Students tend to minimize the historical importance of the twenty-three years that begin the second half of the nineteenth century. Industrialization had already taken hold in Britain, Germany, and, to a lesser extent, France; few alive in Europe at the time, furthermore, could remember what life was like under Napoleon Bonaparte. In many ways, this millisecond in the grand scope of recorded history is a bridge--from x to y. Historians have named many varying notions as x and y; in this SparkNote, we hope to provoke thought on each and, hopefully, inspire you to come to your own answer to the following question: What, if anything, changed in Europe from 1848 to 1871?
Let's say, as some historians do, that x equals the "early modern" period and y equals the "modern" period. Now, this makes it necessary for us to define two things: "modern," and "modern" in terms of what? Do we mean politics, technology, industry, society, culture, and so on? Let us try to define these terms.
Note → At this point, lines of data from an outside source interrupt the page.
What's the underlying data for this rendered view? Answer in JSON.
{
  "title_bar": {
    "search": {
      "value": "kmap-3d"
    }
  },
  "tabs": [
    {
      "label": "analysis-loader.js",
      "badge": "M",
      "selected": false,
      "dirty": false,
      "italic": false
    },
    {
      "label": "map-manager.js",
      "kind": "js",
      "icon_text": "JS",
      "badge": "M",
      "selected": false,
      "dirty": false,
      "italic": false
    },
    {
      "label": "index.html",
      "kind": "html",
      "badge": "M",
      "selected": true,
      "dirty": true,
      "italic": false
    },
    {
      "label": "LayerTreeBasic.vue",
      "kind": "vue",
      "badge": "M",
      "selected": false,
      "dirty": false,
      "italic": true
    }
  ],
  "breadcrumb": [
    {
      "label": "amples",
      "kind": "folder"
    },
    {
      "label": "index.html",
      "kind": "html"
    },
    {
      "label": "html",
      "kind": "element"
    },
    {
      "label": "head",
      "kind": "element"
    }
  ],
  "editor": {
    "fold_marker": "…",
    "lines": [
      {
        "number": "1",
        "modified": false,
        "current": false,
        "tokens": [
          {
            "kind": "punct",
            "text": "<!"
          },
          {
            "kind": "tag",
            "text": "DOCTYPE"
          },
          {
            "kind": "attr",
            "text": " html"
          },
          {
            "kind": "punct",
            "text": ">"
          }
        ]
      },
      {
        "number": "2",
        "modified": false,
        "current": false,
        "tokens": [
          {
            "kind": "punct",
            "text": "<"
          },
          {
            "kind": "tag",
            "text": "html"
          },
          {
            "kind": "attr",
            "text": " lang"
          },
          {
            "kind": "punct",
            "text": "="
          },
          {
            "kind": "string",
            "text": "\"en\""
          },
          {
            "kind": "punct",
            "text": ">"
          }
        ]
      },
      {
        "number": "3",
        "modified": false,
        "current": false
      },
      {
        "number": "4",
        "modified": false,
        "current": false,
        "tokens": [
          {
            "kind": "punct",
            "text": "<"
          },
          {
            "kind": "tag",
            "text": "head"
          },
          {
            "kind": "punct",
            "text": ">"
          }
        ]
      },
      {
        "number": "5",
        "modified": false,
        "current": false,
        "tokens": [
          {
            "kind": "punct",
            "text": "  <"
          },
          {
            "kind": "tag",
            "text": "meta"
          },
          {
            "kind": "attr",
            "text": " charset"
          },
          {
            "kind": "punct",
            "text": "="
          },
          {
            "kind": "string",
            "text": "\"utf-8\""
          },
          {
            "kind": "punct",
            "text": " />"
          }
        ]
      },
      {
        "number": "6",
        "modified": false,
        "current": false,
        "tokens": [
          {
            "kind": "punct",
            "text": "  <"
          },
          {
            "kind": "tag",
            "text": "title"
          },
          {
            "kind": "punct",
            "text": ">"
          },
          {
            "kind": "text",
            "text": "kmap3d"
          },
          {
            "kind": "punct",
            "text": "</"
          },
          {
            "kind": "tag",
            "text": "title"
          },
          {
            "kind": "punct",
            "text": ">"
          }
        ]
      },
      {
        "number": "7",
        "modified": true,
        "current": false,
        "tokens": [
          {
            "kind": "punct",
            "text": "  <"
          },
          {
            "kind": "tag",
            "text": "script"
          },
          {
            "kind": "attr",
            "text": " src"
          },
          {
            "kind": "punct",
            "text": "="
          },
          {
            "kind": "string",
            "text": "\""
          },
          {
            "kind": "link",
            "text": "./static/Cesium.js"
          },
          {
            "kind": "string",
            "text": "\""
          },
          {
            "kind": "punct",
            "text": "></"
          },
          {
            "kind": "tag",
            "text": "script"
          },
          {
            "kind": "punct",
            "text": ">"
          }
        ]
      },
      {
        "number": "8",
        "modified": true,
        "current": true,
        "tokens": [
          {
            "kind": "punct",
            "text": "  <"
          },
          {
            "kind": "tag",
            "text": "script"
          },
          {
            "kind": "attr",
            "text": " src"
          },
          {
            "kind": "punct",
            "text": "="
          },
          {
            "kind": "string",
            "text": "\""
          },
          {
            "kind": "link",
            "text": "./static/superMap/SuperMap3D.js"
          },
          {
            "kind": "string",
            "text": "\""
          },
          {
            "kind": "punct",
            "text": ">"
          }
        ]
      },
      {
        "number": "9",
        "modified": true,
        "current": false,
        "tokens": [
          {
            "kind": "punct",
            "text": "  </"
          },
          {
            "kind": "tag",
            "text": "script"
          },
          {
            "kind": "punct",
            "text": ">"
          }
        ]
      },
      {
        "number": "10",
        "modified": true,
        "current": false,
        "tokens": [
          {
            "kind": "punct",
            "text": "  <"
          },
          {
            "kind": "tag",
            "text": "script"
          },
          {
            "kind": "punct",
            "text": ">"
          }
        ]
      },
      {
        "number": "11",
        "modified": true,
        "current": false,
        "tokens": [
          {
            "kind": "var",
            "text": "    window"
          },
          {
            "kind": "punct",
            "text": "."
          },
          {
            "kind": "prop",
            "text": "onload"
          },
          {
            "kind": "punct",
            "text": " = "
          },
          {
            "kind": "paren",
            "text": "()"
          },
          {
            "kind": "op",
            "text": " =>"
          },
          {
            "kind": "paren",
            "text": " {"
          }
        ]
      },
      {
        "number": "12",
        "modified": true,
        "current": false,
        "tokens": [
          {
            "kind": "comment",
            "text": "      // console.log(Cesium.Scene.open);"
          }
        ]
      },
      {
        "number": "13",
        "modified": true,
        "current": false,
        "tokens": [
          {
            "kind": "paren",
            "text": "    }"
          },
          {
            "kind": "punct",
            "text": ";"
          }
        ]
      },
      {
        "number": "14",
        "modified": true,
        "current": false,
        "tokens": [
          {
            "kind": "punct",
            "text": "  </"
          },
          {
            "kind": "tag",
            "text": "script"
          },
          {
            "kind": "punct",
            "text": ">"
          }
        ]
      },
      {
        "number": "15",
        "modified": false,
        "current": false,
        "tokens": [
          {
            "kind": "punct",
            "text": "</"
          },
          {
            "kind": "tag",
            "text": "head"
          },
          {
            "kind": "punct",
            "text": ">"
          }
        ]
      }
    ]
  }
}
Traditionally, "early modern" European history is seen in a much broader scope--namely, the period immediately after the Renaissance, the true bridge from pre-modern, or Medieval, to modern history. Within "modern history," traditionally defined, we can make two subdivisions: the "early" stage of modern history, ending within years of 1815, and the "late" stage of modern history, beginning within years of 1871. Simply put, therefore, the period between 1848- 1871, is an essential plank in the bridge that connects modern history.
Consider these "before and after" contrasts: Before, the "concert of Europe" maintained peace; after, Europe was on the road to World War I. Before, the Russian army dominated the continent; after, Russia was humiliated and weakened by European and Asian enemies. Before, central Europe was a disjointed region of independent principalities; after, the newly unified nation-states of Germany and Italy upset the balance of power in Europe forever. Before, national interests were, without question, bound up with the interests of the ruling aristocracy; after, the notion of workers' rights and social democracy dragged European politics forever leftward. Before, Europe occupied only a small percentage of the world's land; after, the imperial centers of Europe commanded nearly all the world outside the Western Hemisphere. All this is to say that before 1815, Europe was vastly different than after 1871. We will focus on the second part of the bridge within modernity from 1815-1871, spanning Europe from 1848 to 1871.